The focus of his post was on point 2 but I couldn't get past point 1 just as he predicted, "If you're Roman Catholic, Orthodox, Mormon, or some kinds of Charismatic, you won't agree...". Is Dan prophetic?

Perhaps my disagreement lies in the defining of "need" versus "want" but in the end, that statement of the Bible telling us everything we need to know just didn't seem right. A "fellow trekker", Jim Meredith, just wrote ...
... I am writing about discipline ... however, discipline is not so much something to mediate or write about, as it is something to put into practice, much like prayer! Discipline is a principle of life to be implemented. It is not a rule, it cannot be broken. It takes diligence, attention to detail, and accountability (another principle of note), if we are to experience its positive effects. The need for it does not disappear … ever.

Like any principle, the challenge is if and how we practice it. True practice stems from “where the heart is.” Let me explain. The word ‘discipline’ and 'disciple’ not only look and sound alike, they are brothers! A disciple is literally, in the Greek language, a learner. Discipline is learning through obedience. Jesus “learned obedience by the things he suffered.” Today’s disciple loves his subject (Jesus), listens, learns and puts into practice truth in order “to
please him who chose him to be a soldier” (a disciple), according to Paul’s encouragement to his young brother Timothy.

The purpose of discipline is not to become a fanatical keeper of the law, but rather to “exercise oneself to godliness” and then live out loving God fully, with heart, mind, soul, body and spirit. We please Jesus as He pleased His Father.

Discipline is not then, imposed by others. That only yields righteousness like that of the Pharisees, not a righteousness from the heart. And, unless we get beyond righteousness of the law, we don’t get it and Jesus says, “we won’t see the Kingdom”. No, all discipline at the core must be self-discipline, and self-discipline only takes root when we fall in love with Jesus and desire to bring every thought captive to Christ.

Strange how much our generation, which some say ‘has forgotten God’, devotes far more attention to the exercise (discipline) of the body, to the neglect of the soul. The apostle Paul sets before us right priorities in life and the need for personal discipline and self-control.

Over the years Paul’s words in his first letter to Timothy have been favorites of mine: “Do not waste time arguing over godless ideas and old wives’ tales. Spend your time and energy in training yourself for spiritual fitness. Physical exercise has some value, but spiritual exercise is much more important, for it promises a reward in both this life and the next.” (NLT)

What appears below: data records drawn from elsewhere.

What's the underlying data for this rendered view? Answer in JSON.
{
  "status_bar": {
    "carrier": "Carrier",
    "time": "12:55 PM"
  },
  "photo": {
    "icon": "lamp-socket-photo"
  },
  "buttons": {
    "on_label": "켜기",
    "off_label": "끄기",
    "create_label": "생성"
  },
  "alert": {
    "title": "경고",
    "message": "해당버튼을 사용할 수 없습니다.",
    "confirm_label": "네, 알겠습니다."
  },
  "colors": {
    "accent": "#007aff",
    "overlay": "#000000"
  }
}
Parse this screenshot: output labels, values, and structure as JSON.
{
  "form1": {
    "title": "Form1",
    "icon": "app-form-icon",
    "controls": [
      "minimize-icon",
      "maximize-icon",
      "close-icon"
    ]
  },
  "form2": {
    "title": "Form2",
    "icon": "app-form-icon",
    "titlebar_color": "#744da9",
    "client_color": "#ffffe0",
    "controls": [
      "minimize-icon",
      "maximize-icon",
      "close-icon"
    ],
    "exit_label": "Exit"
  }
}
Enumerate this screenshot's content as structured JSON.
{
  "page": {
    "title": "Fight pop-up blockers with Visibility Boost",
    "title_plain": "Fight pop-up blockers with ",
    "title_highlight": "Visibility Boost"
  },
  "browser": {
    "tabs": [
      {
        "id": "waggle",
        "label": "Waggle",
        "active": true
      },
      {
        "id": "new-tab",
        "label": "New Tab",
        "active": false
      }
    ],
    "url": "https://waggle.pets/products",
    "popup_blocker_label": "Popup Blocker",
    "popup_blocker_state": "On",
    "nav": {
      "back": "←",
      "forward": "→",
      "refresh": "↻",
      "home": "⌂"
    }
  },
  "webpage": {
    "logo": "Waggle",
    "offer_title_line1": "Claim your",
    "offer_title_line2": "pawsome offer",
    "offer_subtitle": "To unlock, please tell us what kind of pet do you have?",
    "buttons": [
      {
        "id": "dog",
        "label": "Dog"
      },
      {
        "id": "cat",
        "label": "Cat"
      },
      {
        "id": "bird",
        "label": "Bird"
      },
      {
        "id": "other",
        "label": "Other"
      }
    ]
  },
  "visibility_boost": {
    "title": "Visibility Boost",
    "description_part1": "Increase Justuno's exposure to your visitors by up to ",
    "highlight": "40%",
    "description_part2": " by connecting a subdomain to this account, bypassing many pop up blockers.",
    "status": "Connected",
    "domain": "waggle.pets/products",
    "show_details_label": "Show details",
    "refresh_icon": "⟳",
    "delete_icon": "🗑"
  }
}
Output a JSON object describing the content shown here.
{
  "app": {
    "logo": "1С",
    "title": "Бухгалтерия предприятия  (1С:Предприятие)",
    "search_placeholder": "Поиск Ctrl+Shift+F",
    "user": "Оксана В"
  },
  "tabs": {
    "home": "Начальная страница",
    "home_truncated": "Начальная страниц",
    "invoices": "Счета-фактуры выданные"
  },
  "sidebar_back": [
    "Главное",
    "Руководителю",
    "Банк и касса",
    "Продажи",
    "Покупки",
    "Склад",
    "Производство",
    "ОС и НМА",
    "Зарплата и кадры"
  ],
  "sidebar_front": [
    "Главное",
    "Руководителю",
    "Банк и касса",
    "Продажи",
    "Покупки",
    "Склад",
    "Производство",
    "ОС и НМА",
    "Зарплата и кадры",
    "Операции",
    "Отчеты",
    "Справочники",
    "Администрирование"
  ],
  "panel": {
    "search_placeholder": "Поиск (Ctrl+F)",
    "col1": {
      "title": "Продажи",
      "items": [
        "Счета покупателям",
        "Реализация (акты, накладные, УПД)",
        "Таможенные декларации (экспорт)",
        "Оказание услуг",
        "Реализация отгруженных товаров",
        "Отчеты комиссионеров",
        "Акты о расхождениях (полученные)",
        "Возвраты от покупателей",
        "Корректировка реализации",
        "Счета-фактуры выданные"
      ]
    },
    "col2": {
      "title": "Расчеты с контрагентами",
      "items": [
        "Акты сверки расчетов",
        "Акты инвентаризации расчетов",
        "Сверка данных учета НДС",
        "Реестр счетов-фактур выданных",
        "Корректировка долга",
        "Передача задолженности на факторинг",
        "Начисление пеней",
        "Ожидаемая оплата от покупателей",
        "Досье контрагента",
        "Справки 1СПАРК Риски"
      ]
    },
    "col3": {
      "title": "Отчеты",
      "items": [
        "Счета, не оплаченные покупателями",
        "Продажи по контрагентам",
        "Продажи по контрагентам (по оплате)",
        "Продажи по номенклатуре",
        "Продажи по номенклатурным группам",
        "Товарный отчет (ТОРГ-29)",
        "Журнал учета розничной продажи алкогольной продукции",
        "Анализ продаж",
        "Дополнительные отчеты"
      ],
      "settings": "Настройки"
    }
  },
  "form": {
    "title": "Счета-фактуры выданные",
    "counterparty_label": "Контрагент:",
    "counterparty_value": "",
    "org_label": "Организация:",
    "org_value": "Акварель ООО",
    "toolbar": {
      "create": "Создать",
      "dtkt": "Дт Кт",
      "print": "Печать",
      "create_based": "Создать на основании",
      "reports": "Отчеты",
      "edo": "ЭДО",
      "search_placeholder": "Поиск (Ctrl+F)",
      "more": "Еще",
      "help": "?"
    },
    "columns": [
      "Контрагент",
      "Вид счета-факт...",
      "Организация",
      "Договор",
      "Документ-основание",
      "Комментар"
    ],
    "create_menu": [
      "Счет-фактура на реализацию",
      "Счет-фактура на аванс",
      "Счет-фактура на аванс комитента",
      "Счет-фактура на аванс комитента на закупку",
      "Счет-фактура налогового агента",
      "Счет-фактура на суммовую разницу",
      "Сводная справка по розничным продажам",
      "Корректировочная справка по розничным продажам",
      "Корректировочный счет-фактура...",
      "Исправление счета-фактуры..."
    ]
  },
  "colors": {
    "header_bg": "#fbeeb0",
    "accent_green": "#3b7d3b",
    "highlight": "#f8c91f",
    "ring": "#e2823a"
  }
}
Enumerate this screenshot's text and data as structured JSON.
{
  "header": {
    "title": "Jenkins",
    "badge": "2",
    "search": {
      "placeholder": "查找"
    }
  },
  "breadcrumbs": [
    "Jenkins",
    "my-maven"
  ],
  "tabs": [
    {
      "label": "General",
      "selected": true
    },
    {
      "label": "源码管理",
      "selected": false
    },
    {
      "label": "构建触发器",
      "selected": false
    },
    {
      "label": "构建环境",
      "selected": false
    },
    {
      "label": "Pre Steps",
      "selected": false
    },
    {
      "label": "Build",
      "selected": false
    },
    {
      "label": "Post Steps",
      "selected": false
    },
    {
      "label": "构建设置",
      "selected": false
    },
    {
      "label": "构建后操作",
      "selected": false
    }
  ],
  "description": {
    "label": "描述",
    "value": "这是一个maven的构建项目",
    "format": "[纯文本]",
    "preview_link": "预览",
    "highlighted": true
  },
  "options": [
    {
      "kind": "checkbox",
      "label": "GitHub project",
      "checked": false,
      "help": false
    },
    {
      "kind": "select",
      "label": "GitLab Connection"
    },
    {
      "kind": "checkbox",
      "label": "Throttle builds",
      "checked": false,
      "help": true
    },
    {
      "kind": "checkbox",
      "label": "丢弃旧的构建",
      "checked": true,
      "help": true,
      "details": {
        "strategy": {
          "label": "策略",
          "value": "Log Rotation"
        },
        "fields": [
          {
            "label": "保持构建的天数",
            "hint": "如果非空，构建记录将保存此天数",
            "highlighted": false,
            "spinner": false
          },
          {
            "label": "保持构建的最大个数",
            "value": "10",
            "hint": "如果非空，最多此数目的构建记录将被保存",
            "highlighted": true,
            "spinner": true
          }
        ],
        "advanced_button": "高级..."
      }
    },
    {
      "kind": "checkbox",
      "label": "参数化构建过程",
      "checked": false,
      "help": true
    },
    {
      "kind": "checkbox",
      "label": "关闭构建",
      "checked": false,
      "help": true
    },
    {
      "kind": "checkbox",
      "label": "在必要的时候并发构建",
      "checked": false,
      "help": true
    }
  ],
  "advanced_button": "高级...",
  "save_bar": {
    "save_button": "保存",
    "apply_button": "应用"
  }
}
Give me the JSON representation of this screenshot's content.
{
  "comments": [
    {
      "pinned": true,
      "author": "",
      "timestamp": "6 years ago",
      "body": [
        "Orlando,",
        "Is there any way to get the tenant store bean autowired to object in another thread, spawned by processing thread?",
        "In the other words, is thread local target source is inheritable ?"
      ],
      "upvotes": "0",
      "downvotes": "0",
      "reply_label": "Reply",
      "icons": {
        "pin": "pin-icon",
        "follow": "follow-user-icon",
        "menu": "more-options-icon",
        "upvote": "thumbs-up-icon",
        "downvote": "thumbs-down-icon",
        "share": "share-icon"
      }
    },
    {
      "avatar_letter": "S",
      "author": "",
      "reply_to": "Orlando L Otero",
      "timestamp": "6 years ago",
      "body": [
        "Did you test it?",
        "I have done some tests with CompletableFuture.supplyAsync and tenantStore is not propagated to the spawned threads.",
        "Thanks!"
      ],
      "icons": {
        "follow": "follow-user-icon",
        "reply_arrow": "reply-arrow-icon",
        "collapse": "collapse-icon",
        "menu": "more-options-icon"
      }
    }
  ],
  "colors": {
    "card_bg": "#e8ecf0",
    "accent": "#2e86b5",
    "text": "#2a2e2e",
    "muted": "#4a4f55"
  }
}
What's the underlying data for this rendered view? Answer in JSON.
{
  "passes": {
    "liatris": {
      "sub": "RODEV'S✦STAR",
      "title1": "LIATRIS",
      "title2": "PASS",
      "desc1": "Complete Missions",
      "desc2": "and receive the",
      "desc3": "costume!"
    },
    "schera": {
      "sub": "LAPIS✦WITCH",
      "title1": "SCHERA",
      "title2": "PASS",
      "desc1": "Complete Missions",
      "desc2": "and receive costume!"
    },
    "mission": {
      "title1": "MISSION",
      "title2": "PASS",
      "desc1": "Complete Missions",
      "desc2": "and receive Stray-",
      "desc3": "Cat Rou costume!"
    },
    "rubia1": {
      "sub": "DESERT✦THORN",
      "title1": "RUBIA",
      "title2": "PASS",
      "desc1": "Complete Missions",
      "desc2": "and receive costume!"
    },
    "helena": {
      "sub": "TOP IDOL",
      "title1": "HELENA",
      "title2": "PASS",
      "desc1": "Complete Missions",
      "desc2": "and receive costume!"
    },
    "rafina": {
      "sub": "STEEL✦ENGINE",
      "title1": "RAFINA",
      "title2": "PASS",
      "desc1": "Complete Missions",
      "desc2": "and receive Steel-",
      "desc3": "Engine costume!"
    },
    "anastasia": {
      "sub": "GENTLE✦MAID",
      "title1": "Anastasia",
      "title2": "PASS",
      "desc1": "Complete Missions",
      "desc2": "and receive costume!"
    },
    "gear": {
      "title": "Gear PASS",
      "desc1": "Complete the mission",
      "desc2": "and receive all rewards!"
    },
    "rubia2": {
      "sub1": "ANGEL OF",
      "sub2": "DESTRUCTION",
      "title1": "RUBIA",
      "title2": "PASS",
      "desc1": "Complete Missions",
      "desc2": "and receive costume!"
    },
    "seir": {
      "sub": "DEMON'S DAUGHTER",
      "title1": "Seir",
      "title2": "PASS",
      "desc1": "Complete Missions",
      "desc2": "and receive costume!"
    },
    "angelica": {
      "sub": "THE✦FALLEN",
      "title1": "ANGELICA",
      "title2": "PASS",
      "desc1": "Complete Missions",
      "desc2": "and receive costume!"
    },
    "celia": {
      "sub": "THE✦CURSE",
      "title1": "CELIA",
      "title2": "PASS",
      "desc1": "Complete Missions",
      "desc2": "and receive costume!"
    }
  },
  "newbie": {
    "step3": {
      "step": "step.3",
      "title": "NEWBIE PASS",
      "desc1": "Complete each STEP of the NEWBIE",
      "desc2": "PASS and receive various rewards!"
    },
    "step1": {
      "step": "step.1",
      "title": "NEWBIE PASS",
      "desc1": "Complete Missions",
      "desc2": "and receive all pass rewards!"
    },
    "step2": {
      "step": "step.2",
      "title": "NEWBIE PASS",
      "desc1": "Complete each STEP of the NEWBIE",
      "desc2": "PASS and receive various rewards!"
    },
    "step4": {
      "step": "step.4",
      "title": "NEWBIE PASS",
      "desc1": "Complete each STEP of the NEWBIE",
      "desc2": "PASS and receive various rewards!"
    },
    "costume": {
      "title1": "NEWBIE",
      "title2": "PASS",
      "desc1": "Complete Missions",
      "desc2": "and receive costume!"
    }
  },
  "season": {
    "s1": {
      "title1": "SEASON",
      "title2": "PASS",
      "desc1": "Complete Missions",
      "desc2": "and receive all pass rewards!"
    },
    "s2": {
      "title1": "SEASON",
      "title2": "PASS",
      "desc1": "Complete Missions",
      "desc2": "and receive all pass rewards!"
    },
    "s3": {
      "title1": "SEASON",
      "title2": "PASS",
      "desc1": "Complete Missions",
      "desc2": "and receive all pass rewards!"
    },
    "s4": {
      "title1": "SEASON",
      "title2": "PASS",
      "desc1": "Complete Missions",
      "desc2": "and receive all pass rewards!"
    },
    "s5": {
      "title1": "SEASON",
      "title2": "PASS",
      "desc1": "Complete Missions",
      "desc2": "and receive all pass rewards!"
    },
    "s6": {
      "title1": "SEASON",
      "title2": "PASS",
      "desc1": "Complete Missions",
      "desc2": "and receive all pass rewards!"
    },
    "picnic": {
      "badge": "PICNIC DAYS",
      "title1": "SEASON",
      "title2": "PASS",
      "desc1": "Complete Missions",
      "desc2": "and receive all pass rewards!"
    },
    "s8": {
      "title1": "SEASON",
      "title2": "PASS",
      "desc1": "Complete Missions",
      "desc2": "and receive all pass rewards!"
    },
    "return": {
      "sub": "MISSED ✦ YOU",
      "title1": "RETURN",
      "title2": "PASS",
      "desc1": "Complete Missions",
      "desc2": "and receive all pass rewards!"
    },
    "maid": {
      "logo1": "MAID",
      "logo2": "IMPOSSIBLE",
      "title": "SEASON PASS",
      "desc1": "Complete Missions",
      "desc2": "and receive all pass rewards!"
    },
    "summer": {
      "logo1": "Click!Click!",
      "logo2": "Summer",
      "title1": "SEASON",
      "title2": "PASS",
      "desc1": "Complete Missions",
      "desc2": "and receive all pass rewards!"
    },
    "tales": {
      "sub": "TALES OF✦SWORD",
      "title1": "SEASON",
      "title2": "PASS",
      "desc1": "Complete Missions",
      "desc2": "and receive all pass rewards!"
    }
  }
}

Dallas Willard, a Christian professor of renown and proponent of spiritual formation, states the following: “…we become like Christ by doing one thing, by following him in the overall style of life he chose for himself. If we have faith in Christ we must believe he knew how to live. We can, through faith and race, become like Christ by practicing the types of activities he engaged in… such things as solitude and silence, prayer, simple and sacrificial living, intense study and mediation upon God’s word and God’s ways, and service to others.”
I learn to live Christ-like not only through studying the Word but by living it. The difference is approaching the Bible as a narrative versus as a textbook. I think Phillips leans toward the latter.

As I've noted many times, John Wimber rightly understood the Bible as the menu not the meal. The proposition by Phillips seems to be one coming from a worldview of the Bible as the meal. So it's not so much that I think the statement is wrong but rather that it is a wrong statement to make. I would rather say that the Bible tells us all that we need to know to live a life which in turn will teach us all we need to know.

For example, God will speak to me and tell me things I need to know. Suffering will speak to me and tell me things I need to know. The community of believers will speak to me and tell me things I need to know. Etc. If I do not root these "revelations" in the objective written Word of God, I am in danger. But these revelations often may not be explicit in the Bible and they are things I need to know to please my Saviour and to live the life He died for me to live.

reftagger